UNDERSTANDING HOW VOLTAGE & REGULATORS WORK

"How do I get my voltage up?"

1ST SCENARIO CATEGORY

People that have regulator set-points lower than they would like to see

  • They can be internally set to 13.8, external like Dodge or Jeep products that are also set to 13.8 but the computer is in the PCM. (Not to be confused with PCM regulators like GM has, the 2 pin ones that nobody likes)

  • They go into 5 or 6 different modes that all have different voltage set-points that range from 12-15'ish. The regulator set-point is the voltage limit. When voltage drops, the regulator can’t simply just raise it​. Voltage drops because there is not enough current to supply the load. This could mean either the alt doesn't have enough output at idle, which is very common these days with everyone wanting 370+ amp units that really don't have good output at idle, unless you idle high, like 750 or higher, which most cars don't

  • Or it could be that the alt is just too small for the job it's being asked to do, also very common with how big systems are now-a-days. So really, rather than calling it a "regulator" it should be called a "Limiter", because it doesn't really regulate, it limits

  • If you have voltage problems because the regulator set-point is too low, you can either get a regulator with a higher set-point OR get a VCM from XS Power. Scottie Johnson can definitely help you with that. I HIGHLY recommend the VCM over ANY external regulator out there

2ND SCENARIO CATEGORY

People with actual PCM controlled alternators that play with voltage all the time

  • In this case, you really need to go with a Non-PCM controlled regulator that you'll need to wire up if you want a constant set-point. If you have low voltage at idle... you either purchased the wrong amperage alternator for your car (too high for the case style and engine parameters of your vehicle), purchased a poorly designed alternator, or you may have a battery issue. either not fully charged or you may have a bad one

3RD SCENARIO CATEGORY

People that have an alternator that doesn't have enough current

  •  Whether it’s at idle or not enough max current, most of that I explained earlier. If you don't have Current, you CAN’T have Voltage. . .. no way around it

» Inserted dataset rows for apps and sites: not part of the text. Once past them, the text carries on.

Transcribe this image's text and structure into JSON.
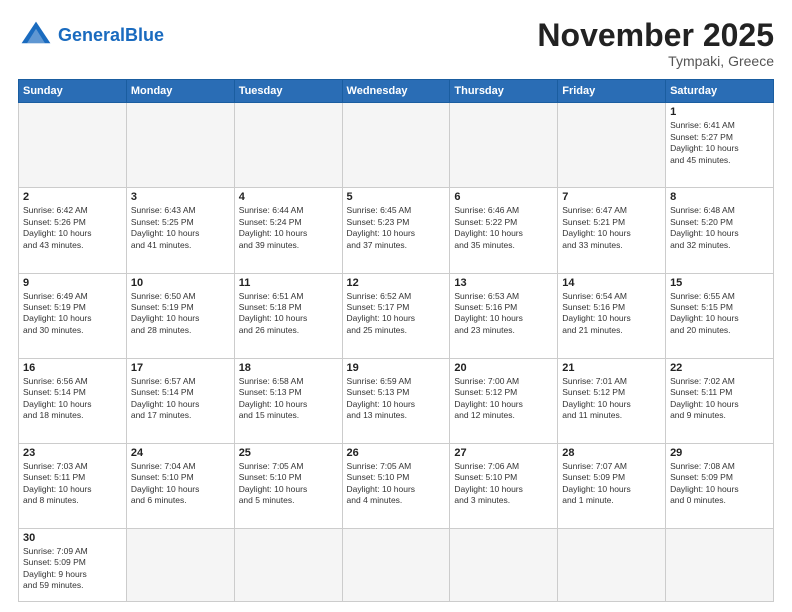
{
  "header": {
    "logo_general": "General",
    "logo_blue": "Blue",
    "month_title": "November 2025",
    "location": "Tympaki, Greece"
  },
  "weekdays": [
    "Sunday",
    "Monday",
    "Tuesday",
    "Wednesday",
    "Thursday",
    "Friday",
    "Saturday"
  ],
  "weeks": [
    [
      {
        "day": "",
        "info": ""
      },
      {
        "day": "",
        "info": ""
      },
      {
        "day": "",
        "info": ""
      },
      {
        "day": "",
        "info": ""
      },
      {
        "day": "",
        "info": ""
      },
      {
        "day": "",
        "info": ""
      },
      {
        "day": "1",
        "info": "Sunrise: 6:41 AM\nSunset: 5:27 PM\nDaylight: 10 hours\nand 45 minutes."
      }
    ],
    [
      {
        "day": "2",
        "info": "Sunrise: 6:42 AM\nSunset: 5:26 PM\nDaylight: 10 hours\nand 43 minutes."
      },
      {
        "day": "3",
        "info": "Sunrise: 6:43 AM\nSunset: 5:25 PM\nDaylight: 10 hours\nand 41 minutes."
      },
      {
        "day": "4",
        "info": "Sunrise: 6:44 AM\nSunset: 5:24 PM\nDaylight: 10 hours\nand 39 minutes."
      },
      {
        "day": "5",
        "info": "Sunrise: 6:45 AM\nSunset: 5:23 PM\nDaylight: 10 hours\nand 37 minutes."
      },
      {
        "day": "6",
        "info": "Sunrise: 6:46 AM\nSunset: 5:22 PM\nDaylight: 10 hours\nand 35 minutes."
      },
      {
        "day": "7",
        "info": "Sunrise: 6:47 AM\nSunset: 5:21 PM\nDaylight: 10 hours\nand 33 minutes."
      },
      {
        "day": "8",
        "info": "Sunrise: 6:48 AM\nSunset: 5:20 PM\nDaylight: 10 hours\nand 32 minutes."
      }
    ],
    [
      {
        "day": "9",
        "info": "Sunrise: 6:49 AM\nSunset: 5:19 PM\nDaylight: 10 hours\nand 30 minutes."
      },
      {
        "day": "10",
        "info": "Sunrise: 6:50 AM\nSunset: 5:19 PM\nDaylight: 10 hours\nand 28 minutes."
      },
      {
        "day": "11",
        "info": "Sunrise: 6:51 AM\nSunset: 5:18 PM\nDaylight: 10 hours\nand 26 minutes."
      },
      {
        "day": "12",
        "info": "Sunrise: 6:52 AM\nSunset: 5:17 PM\nDaylight: 10 hours\nand 25 minutes."
      },
      {
        "day": "13",
        "info": "Sunrise: 6:53 AM\nSunset: 5:16 PM\nDaylight: 10 hours\nand 23 minutes."
      },
      {
        "day": "14",
        "info": "Sunrise: 6:54 AM\nSunset: 5:16 PM\nDaylight: 10 hours\nand 21 minutes."
      },
      {
        "day": "15",
        "info": "Sunrise: 6:55 AM\nSunset: 5:15 PM\nDaylight: 10 hours\nand 20 minutes."
      }
    ],
    [
      {
        "day": "16",
        "info": "Sunrise: 6:56 AM\nSunset: 5:14 PM\nDaylight: 10 hours\nand 18 minutes."
      },
      {
        "day": "17",
        "info": "Sunrise: 6:57 AM\nSunset: 5:14 PM\nDaylight: 10 hours\nand 17 minutes."
      },
      {
        "day": "18",
        "info": "Sunrise: 6:58 AM\nSunset: 5:13 PM\nDaylight: 10 hours\nand 15 minutes."
      },
      {
        "day": "19",
        "info": "Sunrise: 6:59 AM\nSunset: 5:13 PM\nDaylight: 10 hours\nand 13 minutes."
      },
      {
        "day": "20",
        "info": "Sunrise: 7:00 AM\nSunset: 5:12 PM\nDaylight: 10 hours\nand 12 minutes."
      },
      {
        "day": "21",
        "info": "Sunrise: 7:01 AM\nSunset: 5:12 PM\nDaylight: 10 hours\nand 11 minutes."
      },
      {
        "day": "22",
        "info": "Sunrise: 7:02 AM\nSunset: 5:11 PM\nDaylight: 10 hours\nand 9 minutes."
      }
    ],
    [
      {
        "day": "23",
        "info": "Sunrise: 7:03 AM\nSunset: 5:11 PM\nDaylight: 10 hours\nand 8 minutes."
      },
      {
        "day": "24",
        "info": "Sunrise: 7:04 AM\nSunset: 5:10 PM\nDaylight: 10 hours\nand 6 minutes."
      },
      {
        "day": "25",
        "info": "Sunrise: 7:05 AM\nSunset: 5:10 PM\nDaylight: 10 hours\nand 5 minutes."
      },
      {
        "day": "26",
        "info": "Sunrise: 7:05 AM\nSunset: 5:10 PM\nDaylight: 10 hours\nand 4 minutes."
      },
      {
        "day": "27",
        "info": "Sunrise: 7:06 AM\nSunset: 5:10 PM\nDaylight: 10 hours\nand 3 minutes."
      },
      {
        "day": "28",
        "info": "Sunrise: 7:07 AM\nSunset: 5:09 PM\nDaylight: 10 hours\nand 1 minute."
      },
      {
        "day": "29",
        "info": "Sunrise: 7:08 AM\nSunset: 5:09 PM\nDaylight: 10 hours\nand 0 minutes."
      }
    ],
    [
      {
        "day": "30",
        "info": "Sunrise: 7:09 AM\nSunset: 5:09 PM\nDaylight: 9 hours\nand 59 minutes."
      },
      {
        "day": "",
        "info": ""
      },
      {
        "day": "",
        "info": ""
      },
      {
        "day": "",
        "info": ""
      },
      {
        "day": "",
        "info": ""
      },
      {
        "day": "",
        "info": ""
      },
      {
        "day": "",
        "info": ""
      }
    ]
  ]
}
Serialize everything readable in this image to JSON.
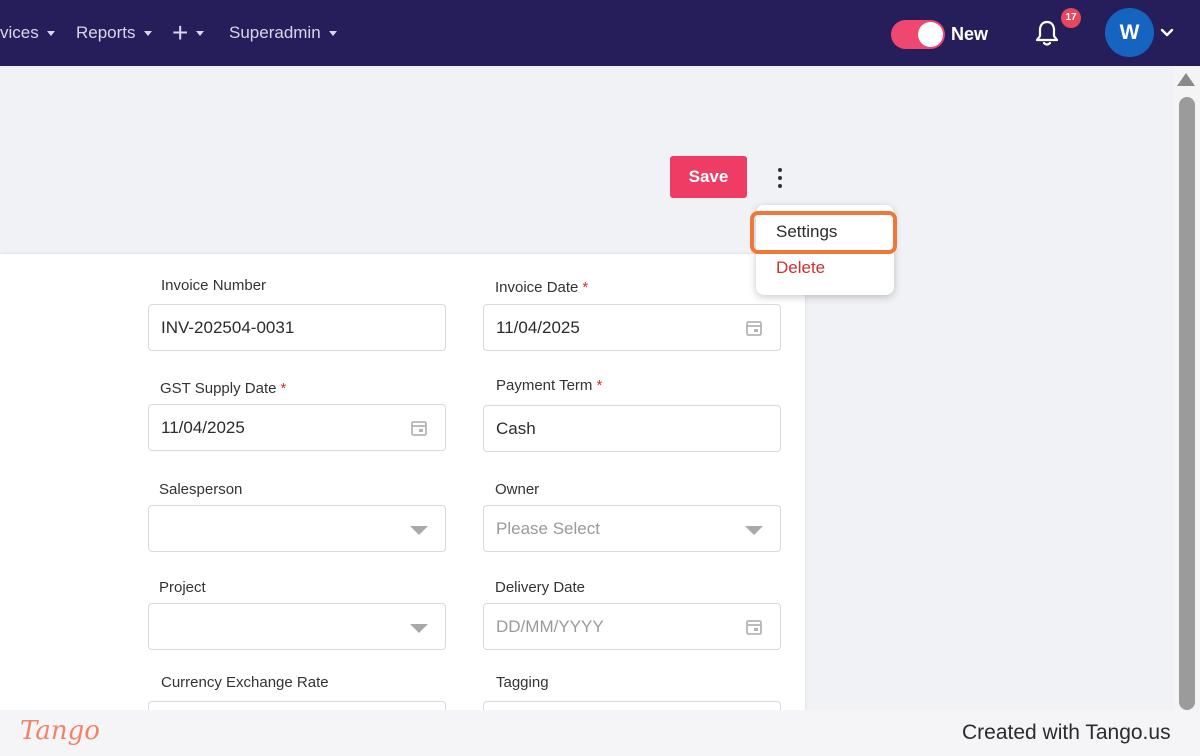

So, if you have voltage problems because the regulator set-point is too low... you can either get a regulator with a higher set-point or get a VCM from XS Power. Scottie Johnson can definitely help you with that... and I HIGHLY recommend the VCM over any external regulator out there

 

If you have low voltage at idle... you either purchased the wrong amperage alternator for your car (too high for the case style and engine parameters of your vehicle), purchased a poorly designed alternator, or you may have a battery issue. either not fully charged or you may have a bad one